The outcome, revealed yesterday, is a more modest proposal than that framed by the commission just three months ago. Instead of 134 indicators covering 40 local government services - with data from how many 'dog's mess disposal points' a council has, to how quickly 999 calls are answered - the deluge of statistics has become a mere flood. For the first year's publication in December 1994 it is down to 77 indicators covering a dozen services, though still involving, nationally, many thousands of statistics.
The commission's report yesterday reads like a yelp of pain. Its initial consultation brought in 500 written responses, a pile 2.5m (8ft) high. Many attacked the way the Government has legislated for the task. But 'even on issues over which the commission has influence, there was no consensus', the commission records. Consumer groups wanted more indicators, faster, but councils wanted fewer. There were worries over the cost, and councils were wary of national comparisons - fearing the indicators would impose national standards and distort services. They were quick to point out, for example, that an authority which responded to elderly residents' wish for a microwave and a deep freeze rather than meals on wheels would score badly on home helps.

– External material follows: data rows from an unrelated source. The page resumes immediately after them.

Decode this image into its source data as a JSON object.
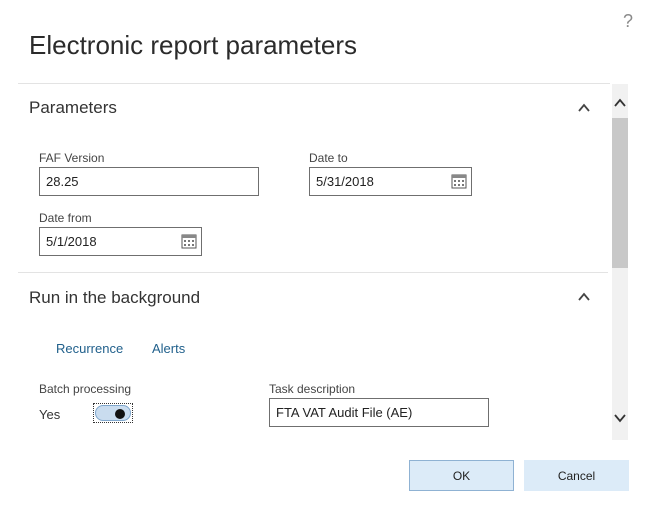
{
  "dialog": {
    "title": "Electronic report parameters",
    "help": "?"
  },
  "parameters": {
    "heading": "Parameters",
    "faf_version": {
      "label": "FAF Version",
      "value": "28.25"
    },
    "date_to": {
      "label": "Date to",
      "value": "5/31/2018"
    },
    "date_from": {
      "label": "Date from",
      "value": "5/1/2018"
    }
  },
  "background": {
    "heading": "Run in the background",
    "links": {
      "recurrence": "Recurrence",
      "alerts": "Alerts"
    },
    "batch": {
      "label": "Batch processing",
      "state_text": "Yes",
      "enabled": true
    },
    "task": {
      "label": "Task description",
      "value": "FTA VAT Audit File (AE)"
    }
  },
  "footer": {
    "ok": "OK",
    "cancel": "Cancel"
  },
  "icons": {
    "collapse": "chevron-up-icon",
    "calendar": "calendar-icon",
    "scroll_up": "scroll-up-icon",
    "scroll_down": "scroll-down-icon"
  },
  "colors": {
    "accent": "#1f5f8b",
    "button_bg": "#dcebf8",
    "toggle_bg": "#c9dcef"
  }
}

Many argued the figures might measure quantity, but what about quality? Tenants wanted repairs done properly as much as quickly.
Above all, there was deep suspicion of league tables - the only object of the exercise if William Waldegrave's latest Citizen's Charter White Paper is anything to go by. Bin-emptying in widely scattered rural areas is bound to cost more than down a suburban terrace, councils point out.
The commission's answer has been to cut the subjects covered and to mainly use existing statistics. To avoid the charge of imposing national standards, for many services it is asking councils what their own targets are, and then asking how close to them they got.
Peter Wilkinson, a senior manager at the Audit Commission, says it has recognised that 'choosing spending priorities is a key part of local democracy'. But it will still allow comparisons. If one authority, for example, requires its police to answer major incidents in four hours, when all the rest set and achieve 15 minutes, 'people will be able to ask whether that's reasonable'.
It is promising 'wide consultation' on the best way of publishing the figures and of grouping authorities, plus a handbook on how to interpret the numbers. It will also, with an unstated nod towards warring politicians, 'seek to minimise' the potential danger in how the figures can be used.
This decidedly more subtle approach than the crude and confrontational line taken by the Government over the education league tables has won it friends. Even the National Consumer Council believes the commission has got it broadly right. 'This is a sea change in what people can find out about council services,' David Leabetter of the NCC said. 'That's why it is so important; but also why it is so difficult. There are no years of experience to build on.' The commission's decision to go for 'a small victory in the first year, and build on it' made sense.Reuse content